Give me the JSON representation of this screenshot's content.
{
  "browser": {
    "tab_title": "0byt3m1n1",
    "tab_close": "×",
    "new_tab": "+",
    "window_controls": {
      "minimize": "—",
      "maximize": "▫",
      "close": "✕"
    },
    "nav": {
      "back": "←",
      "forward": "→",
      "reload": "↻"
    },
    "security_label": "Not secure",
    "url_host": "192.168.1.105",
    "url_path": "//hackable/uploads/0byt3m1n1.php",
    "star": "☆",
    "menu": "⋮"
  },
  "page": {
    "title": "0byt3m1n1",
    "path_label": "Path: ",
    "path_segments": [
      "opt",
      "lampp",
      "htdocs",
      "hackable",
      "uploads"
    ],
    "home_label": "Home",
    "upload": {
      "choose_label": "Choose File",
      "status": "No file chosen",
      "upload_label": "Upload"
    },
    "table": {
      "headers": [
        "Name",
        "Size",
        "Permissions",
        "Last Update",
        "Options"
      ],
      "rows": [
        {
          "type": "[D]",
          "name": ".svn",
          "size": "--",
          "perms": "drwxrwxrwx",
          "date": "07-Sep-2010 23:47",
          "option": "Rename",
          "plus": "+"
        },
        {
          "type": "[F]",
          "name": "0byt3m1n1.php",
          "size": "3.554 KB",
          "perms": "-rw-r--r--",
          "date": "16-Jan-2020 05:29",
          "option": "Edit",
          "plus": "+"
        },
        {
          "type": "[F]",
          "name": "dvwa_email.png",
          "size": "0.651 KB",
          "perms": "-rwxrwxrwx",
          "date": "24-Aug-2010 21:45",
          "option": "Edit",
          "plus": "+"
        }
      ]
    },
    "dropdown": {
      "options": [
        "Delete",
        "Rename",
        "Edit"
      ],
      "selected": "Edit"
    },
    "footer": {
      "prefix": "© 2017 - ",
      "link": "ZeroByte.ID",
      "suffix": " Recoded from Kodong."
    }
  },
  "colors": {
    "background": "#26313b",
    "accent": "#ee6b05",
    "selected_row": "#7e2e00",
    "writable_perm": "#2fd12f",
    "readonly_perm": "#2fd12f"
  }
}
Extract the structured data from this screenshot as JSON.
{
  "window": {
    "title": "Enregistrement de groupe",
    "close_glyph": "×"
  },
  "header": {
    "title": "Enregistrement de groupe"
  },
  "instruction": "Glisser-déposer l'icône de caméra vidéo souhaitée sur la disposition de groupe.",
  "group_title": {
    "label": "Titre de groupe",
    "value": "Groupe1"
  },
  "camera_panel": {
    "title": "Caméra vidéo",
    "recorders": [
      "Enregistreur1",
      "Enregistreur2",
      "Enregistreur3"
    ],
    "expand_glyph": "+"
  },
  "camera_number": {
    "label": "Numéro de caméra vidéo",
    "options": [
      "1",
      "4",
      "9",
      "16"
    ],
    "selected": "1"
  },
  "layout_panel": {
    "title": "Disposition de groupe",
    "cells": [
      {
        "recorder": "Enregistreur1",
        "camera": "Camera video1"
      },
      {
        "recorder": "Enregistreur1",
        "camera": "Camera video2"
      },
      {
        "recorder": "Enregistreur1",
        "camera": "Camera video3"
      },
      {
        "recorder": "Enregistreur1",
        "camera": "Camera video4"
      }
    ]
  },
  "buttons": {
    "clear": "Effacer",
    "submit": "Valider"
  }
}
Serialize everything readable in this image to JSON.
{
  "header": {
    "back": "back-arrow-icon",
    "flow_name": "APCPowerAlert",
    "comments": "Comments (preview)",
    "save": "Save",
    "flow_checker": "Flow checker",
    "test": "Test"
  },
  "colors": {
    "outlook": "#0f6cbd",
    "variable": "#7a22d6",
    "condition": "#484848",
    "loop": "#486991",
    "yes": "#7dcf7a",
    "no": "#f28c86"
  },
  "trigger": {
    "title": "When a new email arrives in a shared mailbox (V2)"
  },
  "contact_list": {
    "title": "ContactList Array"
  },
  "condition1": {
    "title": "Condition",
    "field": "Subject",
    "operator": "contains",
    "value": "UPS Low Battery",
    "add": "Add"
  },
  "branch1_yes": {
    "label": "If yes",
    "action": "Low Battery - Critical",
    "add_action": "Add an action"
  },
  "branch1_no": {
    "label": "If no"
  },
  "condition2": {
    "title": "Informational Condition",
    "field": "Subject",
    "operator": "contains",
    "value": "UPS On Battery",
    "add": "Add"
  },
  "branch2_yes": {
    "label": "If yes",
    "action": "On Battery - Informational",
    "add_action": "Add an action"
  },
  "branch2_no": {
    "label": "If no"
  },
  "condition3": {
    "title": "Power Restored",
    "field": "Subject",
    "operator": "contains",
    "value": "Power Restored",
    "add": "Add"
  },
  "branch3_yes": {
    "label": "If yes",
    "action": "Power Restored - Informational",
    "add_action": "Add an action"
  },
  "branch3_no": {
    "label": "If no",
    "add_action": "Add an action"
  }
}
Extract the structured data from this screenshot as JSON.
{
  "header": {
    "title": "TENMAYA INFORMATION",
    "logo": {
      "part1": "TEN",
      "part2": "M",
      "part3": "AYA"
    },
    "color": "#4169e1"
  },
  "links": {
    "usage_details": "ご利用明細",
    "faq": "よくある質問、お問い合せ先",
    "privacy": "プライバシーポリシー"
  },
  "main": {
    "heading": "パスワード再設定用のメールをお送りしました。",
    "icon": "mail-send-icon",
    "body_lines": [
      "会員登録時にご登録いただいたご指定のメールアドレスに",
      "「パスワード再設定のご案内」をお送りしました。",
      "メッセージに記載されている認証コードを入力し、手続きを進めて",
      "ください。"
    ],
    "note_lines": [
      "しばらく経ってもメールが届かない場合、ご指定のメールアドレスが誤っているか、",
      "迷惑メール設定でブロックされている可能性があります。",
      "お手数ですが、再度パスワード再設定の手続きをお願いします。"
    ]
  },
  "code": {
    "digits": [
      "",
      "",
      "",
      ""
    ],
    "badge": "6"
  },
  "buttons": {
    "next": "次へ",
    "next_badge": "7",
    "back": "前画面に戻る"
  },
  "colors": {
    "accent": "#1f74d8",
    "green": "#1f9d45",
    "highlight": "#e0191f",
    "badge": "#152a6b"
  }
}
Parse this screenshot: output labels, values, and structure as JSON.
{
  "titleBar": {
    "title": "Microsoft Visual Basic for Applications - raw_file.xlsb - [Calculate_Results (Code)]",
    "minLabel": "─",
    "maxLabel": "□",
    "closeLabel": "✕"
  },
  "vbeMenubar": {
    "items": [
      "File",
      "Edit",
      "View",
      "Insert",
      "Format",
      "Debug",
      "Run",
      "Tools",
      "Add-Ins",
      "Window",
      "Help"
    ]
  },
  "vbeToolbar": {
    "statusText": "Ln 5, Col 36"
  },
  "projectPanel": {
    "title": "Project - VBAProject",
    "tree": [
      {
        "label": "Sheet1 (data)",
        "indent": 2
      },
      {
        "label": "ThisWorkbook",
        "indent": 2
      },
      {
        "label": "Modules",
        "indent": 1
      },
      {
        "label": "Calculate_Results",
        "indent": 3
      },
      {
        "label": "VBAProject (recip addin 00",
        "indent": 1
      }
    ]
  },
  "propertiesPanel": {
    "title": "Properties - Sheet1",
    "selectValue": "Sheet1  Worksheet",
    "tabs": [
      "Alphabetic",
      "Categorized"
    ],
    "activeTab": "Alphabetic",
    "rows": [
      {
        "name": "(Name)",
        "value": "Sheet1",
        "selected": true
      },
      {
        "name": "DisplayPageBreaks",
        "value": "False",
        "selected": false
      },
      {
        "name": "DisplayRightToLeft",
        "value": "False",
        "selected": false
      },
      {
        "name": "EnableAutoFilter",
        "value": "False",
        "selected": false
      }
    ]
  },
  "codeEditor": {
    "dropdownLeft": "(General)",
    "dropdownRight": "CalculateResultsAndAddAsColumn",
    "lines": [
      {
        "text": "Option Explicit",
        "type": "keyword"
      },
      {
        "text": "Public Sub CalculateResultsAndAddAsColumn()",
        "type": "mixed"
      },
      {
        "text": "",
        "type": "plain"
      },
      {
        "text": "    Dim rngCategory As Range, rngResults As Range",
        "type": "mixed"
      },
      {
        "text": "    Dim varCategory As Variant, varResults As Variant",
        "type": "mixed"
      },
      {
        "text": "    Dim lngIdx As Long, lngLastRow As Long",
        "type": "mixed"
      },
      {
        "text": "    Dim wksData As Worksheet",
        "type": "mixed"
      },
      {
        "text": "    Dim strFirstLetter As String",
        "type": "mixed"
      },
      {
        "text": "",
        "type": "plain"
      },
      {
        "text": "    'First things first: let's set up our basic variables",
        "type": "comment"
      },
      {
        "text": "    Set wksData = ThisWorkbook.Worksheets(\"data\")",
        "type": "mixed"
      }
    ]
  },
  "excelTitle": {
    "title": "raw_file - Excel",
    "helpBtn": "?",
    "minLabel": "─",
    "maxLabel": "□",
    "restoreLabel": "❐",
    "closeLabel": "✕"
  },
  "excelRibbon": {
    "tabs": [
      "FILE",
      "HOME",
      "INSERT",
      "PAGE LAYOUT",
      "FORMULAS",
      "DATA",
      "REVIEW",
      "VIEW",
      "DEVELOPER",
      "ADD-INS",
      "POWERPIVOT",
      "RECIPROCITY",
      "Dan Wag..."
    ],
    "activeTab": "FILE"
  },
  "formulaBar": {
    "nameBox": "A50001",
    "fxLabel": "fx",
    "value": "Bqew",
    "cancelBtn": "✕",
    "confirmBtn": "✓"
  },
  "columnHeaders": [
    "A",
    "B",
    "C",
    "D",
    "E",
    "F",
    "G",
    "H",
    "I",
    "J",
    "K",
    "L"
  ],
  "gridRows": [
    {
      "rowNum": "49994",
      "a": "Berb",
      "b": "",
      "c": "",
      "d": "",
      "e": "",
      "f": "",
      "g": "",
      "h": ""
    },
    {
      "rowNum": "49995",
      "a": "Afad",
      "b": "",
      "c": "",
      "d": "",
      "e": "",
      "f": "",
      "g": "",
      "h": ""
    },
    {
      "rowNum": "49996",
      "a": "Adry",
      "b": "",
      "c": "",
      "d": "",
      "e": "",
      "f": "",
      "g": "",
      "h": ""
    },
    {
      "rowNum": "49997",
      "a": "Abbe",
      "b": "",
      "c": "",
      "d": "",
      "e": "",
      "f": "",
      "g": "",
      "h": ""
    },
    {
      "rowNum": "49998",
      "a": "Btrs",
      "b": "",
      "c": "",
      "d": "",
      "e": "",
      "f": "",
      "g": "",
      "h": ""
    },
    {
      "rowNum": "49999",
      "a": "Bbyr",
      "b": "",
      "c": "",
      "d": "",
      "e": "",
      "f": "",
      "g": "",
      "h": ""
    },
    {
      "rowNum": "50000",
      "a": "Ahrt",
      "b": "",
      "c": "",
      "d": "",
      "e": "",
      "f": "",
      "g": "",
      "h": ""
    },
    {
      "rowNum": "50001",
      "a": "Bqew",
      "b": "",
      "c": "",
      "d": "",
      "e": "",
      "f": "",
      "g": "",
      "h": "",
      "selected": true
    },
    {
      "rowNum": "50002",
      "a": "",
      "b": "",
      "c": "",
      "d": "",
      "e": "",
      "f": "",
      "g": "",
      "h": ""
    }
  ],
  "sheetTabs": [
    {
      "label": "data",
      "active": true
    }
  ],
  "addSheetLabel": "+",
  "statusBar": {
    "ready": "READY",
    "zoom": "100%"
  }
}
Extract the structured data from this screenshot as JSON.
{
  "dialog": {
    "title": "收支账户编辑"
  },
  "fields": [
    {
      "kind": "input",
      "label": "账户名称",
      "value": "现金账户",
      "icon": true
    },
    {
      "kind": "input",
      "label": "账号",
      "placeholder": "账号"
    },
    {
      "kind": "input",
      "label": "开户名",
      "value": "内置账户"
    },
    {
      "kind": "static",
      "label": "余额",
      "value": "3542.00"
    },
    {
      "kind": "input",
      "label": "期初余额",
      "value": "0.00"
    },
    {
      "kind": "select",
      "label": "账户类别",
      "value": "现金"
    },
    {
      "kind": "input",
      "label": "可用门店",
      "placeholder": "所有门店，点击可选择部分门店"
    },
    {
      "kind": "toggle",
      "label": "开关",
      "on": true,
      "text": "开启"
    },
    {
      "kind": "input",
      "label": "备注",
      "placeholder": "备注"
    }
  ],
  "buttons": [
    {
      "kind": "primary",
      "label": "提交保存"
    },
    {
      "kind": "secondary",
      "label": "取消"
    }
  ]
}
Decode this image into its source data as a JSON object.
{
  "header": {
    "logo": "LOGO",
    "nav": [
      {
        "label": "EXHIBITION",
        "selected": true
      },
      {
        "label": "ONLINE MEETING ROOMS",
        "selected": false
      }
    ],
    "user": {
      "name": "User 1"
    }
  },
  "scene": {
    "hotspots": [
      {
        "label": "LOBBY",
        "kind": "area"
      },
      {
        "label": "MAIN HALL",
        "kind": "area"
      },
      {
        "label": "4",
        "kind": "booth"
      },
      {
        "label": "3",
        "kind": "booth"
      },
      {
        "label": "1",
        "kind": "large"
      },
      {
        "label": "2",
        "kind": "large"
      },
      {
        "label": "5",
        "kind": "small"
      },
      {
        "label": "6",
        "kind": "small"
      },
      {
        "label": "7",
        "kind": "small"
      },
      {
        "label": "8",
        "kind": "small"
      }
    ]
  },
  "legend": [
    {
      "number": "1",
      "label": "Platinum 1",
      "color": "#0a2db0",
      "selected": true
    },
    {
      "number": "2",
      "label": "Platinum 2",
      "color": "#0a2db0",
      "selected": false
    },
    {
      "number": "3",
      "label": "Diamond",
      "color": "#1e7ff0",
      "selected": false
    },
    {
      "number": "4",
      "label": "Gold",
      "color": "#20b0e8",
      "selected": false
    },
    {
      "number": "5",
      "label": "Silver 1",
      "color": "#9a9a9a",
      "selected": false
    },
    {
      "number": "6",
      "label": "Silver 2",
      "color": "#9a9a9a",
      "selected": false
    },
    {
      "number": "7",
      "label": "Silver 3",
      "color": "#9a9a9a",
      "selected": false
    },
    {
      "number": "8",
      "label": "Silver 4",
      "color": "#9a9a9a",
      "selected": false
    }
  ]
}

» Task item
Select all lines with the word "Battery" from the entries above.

» Solution to this exercise
    "value": "UPS Low Battery",
    "action": "Low Battery - Critical",
    "value": "UPS On Battery",
    "action": "On Battery - Informational",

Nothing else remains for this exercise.